Bolsonaro has already promised to follow in Trump’s footsteps in exiting the Paris deal and plans to destroy the amazon by selling it to agribusiness and mining. Brian Kahn bleakly stated that the outcome of Sunday’s presidential election in Brazil signifies “planetary game over” as Bolsonaro’s plans to carve up the Amazon “will reverberate far beyond the country’s borders and well into the future.”
I warned you it was going to get depressing. Shall I stop here? Cue track: it’s the end of the world as we know it…
I do not want to leave you with the despair that has been made painstakingly clear that we cannot rely on our governments to prevent a climate disaster. Nor do I wish to inflict on you, dear reader, the self-flagellating criticism that I began with.

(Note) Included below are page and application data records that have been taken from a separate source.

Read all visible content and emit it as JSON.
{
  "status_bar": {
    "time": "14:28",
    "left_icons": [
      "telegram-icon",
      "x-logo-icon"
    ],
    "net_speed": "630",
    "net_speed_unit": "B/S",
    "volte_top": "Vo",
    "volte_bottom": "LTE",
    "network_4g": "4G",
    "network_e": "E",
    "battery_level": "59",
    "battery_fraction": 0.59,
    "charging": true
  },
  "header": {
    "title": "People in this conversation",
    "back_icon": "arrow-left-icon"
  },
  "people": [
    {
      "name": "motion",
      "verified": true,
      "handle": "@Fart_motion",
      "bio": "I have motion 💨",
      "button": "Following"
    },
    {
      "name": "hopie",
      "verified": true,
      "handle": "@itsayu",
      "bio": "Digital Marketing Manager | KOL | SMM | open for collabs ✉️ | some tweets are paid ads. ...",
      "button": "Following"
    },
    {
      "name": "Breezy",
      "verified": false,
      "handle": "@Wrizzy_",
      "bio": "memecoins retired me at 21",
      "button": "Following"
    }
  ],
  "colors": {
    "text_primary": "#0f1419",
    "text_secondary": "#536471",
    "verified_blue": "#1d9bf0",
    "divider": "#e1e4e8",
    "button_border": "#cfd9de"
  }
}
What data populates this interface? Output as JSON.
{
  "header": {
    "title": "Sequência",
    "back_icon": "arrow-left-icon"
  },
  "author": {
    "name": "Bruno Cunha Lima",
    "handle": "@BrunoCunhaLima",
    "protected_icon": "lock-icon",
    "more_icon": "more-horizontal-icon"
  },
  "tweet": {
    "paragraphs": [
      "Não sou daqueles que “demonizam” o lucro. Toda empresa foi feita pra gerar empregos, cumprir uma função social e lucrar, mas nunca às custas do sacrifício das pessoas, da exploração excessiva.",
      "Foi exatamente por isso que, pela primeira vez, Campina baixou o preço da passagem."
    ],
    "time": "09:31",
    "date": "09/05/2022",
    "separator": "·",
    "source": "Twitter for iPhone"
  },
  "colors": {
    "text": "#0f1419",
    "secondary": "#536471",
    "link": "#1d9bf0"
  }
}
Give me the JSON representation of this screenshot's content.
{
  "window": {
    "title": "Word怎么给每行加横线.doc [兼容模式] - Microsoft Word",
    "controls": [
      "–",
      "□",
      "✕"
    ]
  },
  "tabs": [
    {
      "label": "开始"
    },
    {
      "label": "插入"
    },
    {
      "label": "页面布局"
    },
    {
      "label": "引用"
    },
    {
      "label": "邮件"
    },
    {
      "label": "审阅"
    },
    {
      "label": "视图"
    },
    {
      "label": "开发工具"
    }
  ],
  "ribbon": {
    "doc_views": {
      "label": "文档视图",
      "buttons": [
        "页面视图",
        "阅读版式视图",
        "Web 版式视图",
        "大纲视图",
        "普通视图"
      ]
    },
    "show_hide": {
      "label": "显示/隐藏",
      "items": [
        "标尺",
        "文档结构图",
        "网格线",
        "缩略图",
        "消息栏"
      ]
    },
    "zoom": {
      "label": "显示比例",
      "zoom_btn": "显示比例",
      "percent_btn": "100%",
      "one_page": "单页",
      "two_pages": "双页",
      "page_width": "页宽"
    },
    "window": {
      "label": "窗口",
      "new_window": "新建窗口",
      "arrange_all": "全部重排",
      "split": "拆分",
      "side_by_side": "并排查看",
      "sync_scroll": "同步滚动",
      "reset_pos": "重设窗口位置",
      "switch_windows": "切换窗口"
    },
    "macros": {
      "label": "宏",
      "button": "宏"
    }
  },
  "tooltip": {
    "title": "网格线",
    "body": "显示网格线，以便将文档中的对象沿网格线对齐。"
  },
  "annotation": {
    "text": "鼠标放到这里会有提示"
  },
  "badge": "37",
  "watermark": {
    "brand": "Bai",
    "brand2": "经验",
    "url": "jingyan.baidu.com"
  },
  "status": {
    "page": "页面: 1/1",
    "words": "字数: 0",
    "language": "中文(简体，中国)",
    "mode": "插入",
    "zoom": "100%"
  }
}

What happens next then? It seems as if drastic actions might be taken in attempts to curb the crisis. Jean Baudrillard predicted the next World War would be one fought against globalisation itself, by many different antagonistic forces. But that it would be a mistake to see these antagonises as populist, archaic or terroristic, as globalisation is a homogenizing and immoral force responsible for the backlash it creates. Baudrillard did not specifically mention climate change, but the globe itself is as much a victim of globalisation so it can be deduced from his words: “for it is the world the globe itself which resists globalisation”.
While aforementioned climate scientist, Nordhaus, is right in arguing that the main issue for USA’s 2020 elections must be climate change and the same should be taken on universally. There are many other ways to be politically active when it comes to fight against climate change.
Such as the Degrowth Movement, who strive to reduce production in the global North and aiming for communities to become more self-sufficient in order reduce growth, thereby creating localised communities. To save the globe we all must work locally. The movement claims that even the name ‘degrowth’ is inherently radical as it does not roll off the tongue, disrupting speech and to disrupt with critique of economic growth is therefore radical.
A second UK specific and very recent example is the creation of a group called the Extinction Rebellion. Who stated that from 31st October they will commit repeated acts of disruptive, non-violent civil disobedience, which so far has involved blockading Parliament square, five bridges on the 17th November and other protests across the country, in order to provoke the government into action. Extinction Rebellion believe that what is needed is immediate mobilisation of a complete global effort to prevent the extinction of humanity. Promising that starting in the UK, where the industrial revolution began, they aim to become an international protest movement. Whilst there has been much speculation about their tactics or the grandiose and vague nature of their aims, their commitment to consistent organised action has kept the urgent issue of Climate Change in the UK media for the last few weeks.
It is so easy to see only the darkness that is reported to us every day. But dark as activist and writer Rebecca Solnit comments, we so easily mistake for terrible rather than inscrutable. The darkness of the future, for Solnit in Hope in the Dark, holds within the potential for hope, and reminds us that with danger comes possibility:
“The planet will heat up, species will die out, but how many, how hot and what survives depends on whether we act. The future is dark, with a darkness as much of the womb as the grave.”
Words, Billie Walker [email protected]
Illustration, Bobby Sanderson – @bobbyasanderson